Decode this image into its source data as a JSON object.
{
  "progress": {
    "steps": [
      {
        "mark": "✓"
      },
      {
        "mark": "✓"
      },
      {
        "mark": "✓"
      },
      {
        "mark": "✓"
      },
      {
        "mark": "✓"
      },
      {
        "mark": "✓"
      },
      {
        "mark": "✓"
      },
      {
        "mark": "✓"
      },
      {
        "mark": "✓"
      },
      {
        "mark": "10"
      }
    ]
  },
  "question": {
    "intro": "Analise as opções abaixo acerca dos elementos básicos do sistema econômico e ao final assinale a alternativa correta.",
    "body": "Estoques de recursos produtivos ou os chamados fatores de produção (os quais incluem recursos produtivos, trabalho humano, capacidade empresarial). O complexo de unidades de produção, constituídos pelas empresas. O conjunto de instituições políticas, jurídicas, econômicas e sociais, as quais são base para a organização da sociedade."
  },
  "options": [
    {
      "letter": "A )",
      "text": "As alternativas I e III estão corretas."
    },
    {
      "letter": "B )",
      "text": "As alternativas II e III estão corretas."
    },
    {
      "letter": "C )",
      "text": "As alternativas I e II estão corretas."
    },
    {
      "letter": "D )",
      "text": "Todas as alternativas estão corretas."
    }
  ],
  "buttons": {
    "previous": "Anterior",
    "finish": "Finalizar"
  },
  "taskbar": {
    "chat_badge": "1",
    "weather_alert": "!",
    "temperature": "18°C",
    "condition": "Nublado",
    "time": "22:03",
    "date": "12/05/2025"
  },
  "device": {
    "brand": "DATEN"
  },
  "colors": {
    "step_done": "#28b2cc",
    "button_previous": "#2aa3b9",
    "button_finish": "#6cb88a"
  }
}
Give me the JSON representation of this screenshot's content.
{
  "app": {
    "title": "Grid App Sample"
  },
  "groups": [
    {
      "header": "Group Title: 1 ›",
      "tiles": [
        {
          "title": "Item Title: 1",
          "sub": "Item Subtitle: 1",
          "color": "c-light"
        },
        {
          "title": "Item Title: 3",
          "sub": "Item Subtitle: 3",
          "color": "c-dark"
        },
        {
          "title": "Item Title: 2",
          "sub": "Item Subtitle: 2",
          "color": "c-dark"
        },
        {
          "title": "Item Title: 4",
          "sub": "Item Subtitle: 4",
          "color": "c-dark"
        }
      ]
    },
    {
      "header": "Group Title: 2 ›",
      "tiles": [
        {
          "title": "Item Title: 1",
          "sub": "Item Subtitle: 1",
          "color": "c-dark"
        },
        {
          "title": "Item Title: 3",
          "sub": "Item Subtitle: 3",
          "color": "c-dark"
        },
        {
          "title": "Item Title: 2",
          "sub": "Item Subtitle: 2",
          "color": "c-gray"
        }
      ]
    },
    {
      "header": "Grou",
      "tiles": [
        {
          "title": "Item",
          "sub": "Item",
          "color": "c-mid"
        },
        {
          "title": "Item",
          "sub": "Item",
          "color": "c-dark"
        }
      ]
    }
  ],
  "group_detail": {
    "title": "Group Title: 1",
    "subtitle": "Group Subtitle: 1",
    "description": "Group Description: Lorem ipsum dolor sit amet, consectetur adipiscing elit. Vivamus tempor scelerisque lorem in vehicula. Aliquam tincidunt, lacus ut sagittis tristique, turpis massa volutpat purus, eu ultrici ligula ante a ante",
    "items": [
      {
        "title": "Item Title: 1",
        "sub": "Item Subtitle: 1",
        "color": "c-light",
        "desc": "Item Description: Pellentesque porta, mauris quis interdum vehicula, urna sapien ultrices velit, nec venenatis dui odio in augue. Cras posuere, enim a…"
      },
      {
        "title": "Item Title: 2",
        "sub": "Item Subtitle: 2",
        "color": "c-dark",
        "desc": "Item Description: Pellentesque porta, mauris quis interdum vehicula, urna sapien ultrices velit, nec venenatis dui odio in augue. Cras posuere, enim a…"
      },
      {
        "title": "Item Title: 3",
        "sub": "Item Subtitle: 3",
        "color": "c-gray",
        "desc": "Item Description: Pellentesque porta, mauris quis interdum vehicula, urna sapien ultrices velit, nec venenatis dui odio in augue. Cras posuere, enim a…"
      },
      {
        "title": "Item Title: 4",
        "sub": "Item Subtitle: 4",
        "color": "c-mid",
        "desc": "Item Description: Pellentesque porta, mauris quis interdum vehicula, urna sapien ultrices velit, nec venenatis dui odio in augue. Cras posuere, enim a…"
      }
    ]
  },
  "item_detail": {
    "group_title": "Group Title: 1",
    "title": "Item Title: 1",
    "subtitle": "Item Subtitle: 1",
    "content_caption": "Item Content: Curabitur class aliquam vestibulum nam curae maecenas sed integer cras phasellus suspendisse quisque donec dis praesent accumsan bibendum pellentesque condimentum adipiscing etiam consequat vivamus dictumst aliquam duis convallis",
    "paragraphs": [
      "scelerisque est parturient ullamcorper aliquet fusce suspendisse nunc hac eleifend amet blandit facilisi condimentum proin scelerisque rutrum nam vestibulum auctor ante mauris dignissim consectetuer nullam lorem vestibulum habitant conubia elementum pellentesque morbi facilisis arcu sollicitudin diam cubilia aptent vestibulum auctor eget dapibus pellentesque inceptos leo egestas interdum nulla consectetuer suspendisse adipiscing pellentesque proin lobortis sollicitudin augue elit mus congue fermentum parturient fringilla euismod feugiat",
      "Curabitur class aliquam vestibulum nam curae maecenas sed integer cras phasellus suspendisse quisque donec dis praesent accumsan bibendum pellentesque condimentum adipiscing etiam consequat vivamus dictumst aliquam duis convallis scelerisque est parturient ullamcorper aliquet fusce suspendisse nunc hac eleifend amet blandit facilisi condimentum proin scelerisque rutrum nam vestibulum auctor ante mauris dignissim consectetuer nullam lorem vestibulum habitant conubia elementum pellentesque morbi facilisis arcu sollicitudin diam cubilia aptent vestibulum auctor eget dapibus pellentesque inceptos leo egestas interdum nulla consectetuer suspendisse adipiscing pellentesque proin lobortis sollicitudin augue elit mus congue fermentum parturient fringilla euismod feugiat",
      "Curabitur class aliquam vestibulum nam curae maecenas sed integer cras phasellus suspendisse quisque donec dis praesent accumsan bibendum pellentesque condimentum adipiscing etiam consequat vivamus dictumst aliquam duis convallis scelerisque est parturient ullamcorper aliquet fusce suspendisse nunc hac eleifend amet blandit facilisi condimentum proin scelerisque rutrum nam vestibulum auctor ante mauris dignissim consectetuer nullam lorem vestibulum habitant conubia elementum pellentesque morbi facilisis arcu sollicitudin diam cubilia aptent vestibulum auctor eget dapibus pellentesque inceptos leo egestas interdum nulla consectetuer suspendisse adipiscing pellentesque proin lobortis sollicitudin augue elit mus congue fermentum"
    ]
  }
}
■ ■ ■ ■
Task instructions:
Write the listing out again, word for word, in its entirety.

Answer section:
Decode this image into its source data as a JSON object.
{
  "progress": {
    "steps": [
      {
        "mark": "✓"
      },
      {
        "mark": "✓"
      },
      {
        "mark": "✓"
      },
      {
        "mark": "✓"
      },
      {
        "mark": "✓"
      },
      {
        "mark": "✓"
      },
      {
        "mark": "✓"
      },
      {
        "mark": "✓"
      },
      {
        "mark": "✓"
      },
      {
        "mark": "10"
      }
    ]
  },
  "question": {
    "intro": "Analise as opções abaixo acerca dos elementos básicos do sistema econômico e ao final assinale a alternativa correta.",
    "body": "Estoques de recursos produtivos ou os chamados fatores de produção (os quais incluem recursos produtivos, trabalho humano, capacidade empresarial). O complexo de unidades de produção, constituídos pelas empresas. O conjunto de instituições políticas, jurídicas, econômicas e sociais, as quais são base para a organização da sociedade."
  },
  "options": [
    {
      "letter": "A )",
      "text": "As alternativas I e III estão corretas."
    },
    {
      "letter": "B )",
      "text": "As alternativas II e III estão corretas."
    },
    {
      "letter": "C )",
      "text": "As alternativas I e II estão corretas."
    },
    {
      "letter": "D )",
      "text": "Todas as alternativas estão corretas."
    }
  ],
  "buttons": {
    "previous": "Anterior",
    "finish": "Finalizar"
  },
  "taskbar": {
    "chat_badge": "1",
    "weather_alert": "!",
    "temperature": "18°C",
    "condition": "Nublado",
    "time": "22:03",
    "date": "12/05/2025"
  },
  "device": {
    "brand": "DATEN"
  },
  "colors": {
    "step_done": "#28b2cc",
    "button_previous": "#2aa3b9",
    "button_finish": "#6cb88a"
  }
}
Give me the JSON representation of this screenshot's content.
{
  "app": {
    "title": "Grid App Sample"
  },
  "groups": [
    {
      "header": "Group Title: 1 ›",
      "tiles": [
        {
          "title": "Item Title: 1",
          "sub": "Item Subtitle: 1",
          "color": "c-light"
        },
        {
          "title": "Item Title: 3",
          "sub": "Item Subtitle: 3",
          "color": "c-dark"
        },
        {
          "title": "Item Title: 2",
          "sub": "Item Subtitle: 2",
          "color": "c-dark"
        },
        {
          "title": "Item Title: 4",
          "sub": "Item Subtitle: 4",
          "color": "c-dark"
        }
      ]
    },
    {
      "header": "Group Title: 2 ›",
      "tiles": [
        {
          "title": "Item Title: 1",
          "sub": "Item Subtitle: 1",
          "color": "c-dark"
        },
        {
          "title": "Item Title: 3",
          "sub": "Item Subtitle: 3",
          "color": "c-dark"
        },
        {
          "title": "Item Title: 2",
          "sub": "Item Subtitle: 2",
          "color": "c-gray"
        }
      ]
    },
    {
      "header": "Grou",
      "tiles": [
        {
          "title": "Item",
          "sub": "Item",
          "color": "c-mid"
        },
        {
          "title": "Item",
          "sub": "Item",
          "color": "c-dark"
        }
      ]
    }
  ],
  "group_detail": {
    "title": "Group Title: 1",
    "subtitle": "Group Subtitle: 1",
    "description": "Group Description: Lorem ipsum dolor sit amet, consectetur adipiscing elit. Vivamus tempor scelerisque lorem in vehicula. Aliquam tincidunt, lacus ut sagittis tristique, turpis massa volutpat purus, eu ultrici ligula ante a ante",
    "items": [
      {
        "title": "Item Title: 1",
        "sub": "Item Subtitle: 1",
        "color": "c-light",
        "desc": "Item Description: Pellentesque porta, mauris quis interdum vehicula, urna sapien ultrices velit, nec venenatis dui odio in augue. Cras posuere, enim a…"
      },
      {
        "title": "Item Title: 2",
        "sub": "Item Subtitle: 2",
        "color": "c-dark",
        "desc": "Item Description: Pellentesque porta, mauris quis interdum vehicula, urna sapien ultrices velit, nec venenatis dui odio in augue. Cras posuere, enim a…"
      },
      {
        "title": "Item Title: 3",
        "sub": "Item Subtitle: 3",
        "color": "c-gray",
        "desc": "Item Description: Pellentesque porta, mauris quis interdum vehicula, urna sapien ultrices velit, nec venenatis dui odio in augue. Cras posuere, enim a…"
      },
      {
        "title": "Item Title: 4",
        "sub": "Item Subtitle: 4",
        "color": "c-mid",
        "desc": "Item Description: Pellentesque porta, mauris quis interdum vehicula, urna sapien ultrices velit, nec venenatis dui odio in augue. Cras posuere, enim a…"
      }
    ]
  },
  "item_detail": {
    "group_title": "Group Title: 1",
    "title": "Item Title: 1",
    "subtitle": "Item Subtitle: 1",
    "content_caption": "Item Content: Curabitur class aliquam vestibulum nam curae maecenas sed integer cras phasellus suspendisse quisque donec dis praesent accumsan bibendum pellentesque condimentum adipiscing etiam consequat vivamus dictumst aliquam duis convallis",
    "paragraphs": [
      "scelerisque est parturient ullamcorper aliquet fusce suspendisse nunc hac eleifend amet blandit facilisi condimentum proin scelerisque rutrum nam vestibulum auctor ante mauris dignissim consectetuer nullam lorem vestibulum habitant conubia elementum pellentesque morbi facilisis arcu sollicitudin diam cubilia aptent vestibulum auctor eget dapibus pellentesque inceptos leo egestas interdum nulla consectetuer suspendisse adipiscing pellentesque proin lobortis sollicitudin augue elit mus congue fermentum parturient fringilla euismod feugiat",
      "Curabitur class aliquam vestibulum nam curae maecenas sed integer cras phasellus suspendisse quisque donec dis praesent accumsan bibendum pellentesque condimentum adipiscing etiam consequat vivamus dictumst aliquam duis convallis scelerisque est parturient ullamcorper aliquet fusce suspendisse nunc hac eleifend amet blandit facilisi condimentum proin scelerisque rutrum nam vestibulum auctor ante mauris dignissim consectetuer nullam lorem vestibulum habitant conubia elementum pellentesque morbi facilisis arcu sollicitudin diam cubilia aptent vestibulum auctor eget dapibus pellentesque inceptos leo egestas interdum nulla consectetuer suspendisse adipiscing pellentesque proin lobortis sollicitudin augue elit mus congue fermentum parturient fringilla euismod feugiat",
      "Curabitur class aliquam vestibulum nam curae maecenas sed integer cras phasellus suspendisse quisque donec dis praesent accumsan bibendum pellentesque condimentum adipiscing etiam consequat vivamus dictumst aliquam duis convallis scelerisque est parturient ullamcorper aliquet fusce suspendisse nunc hac eleifend amet blandit facilisi condimentum proin scelerisque rutrum nam vestibulum auctor ante mauris dignissim consectetuer nullam lorem vestibulum habitant conubia elementum pellentesque morbi facilisis arcu sollicitudin diam cubilia aptent vestibulum auctor eget dapibus pellentesque inceptos leo egestas interdum nulla consectetuer suspendisse adipiscing pellentesque proin lobortis sollicitudin augue elit mus congue fermentum"
    ]
  }
}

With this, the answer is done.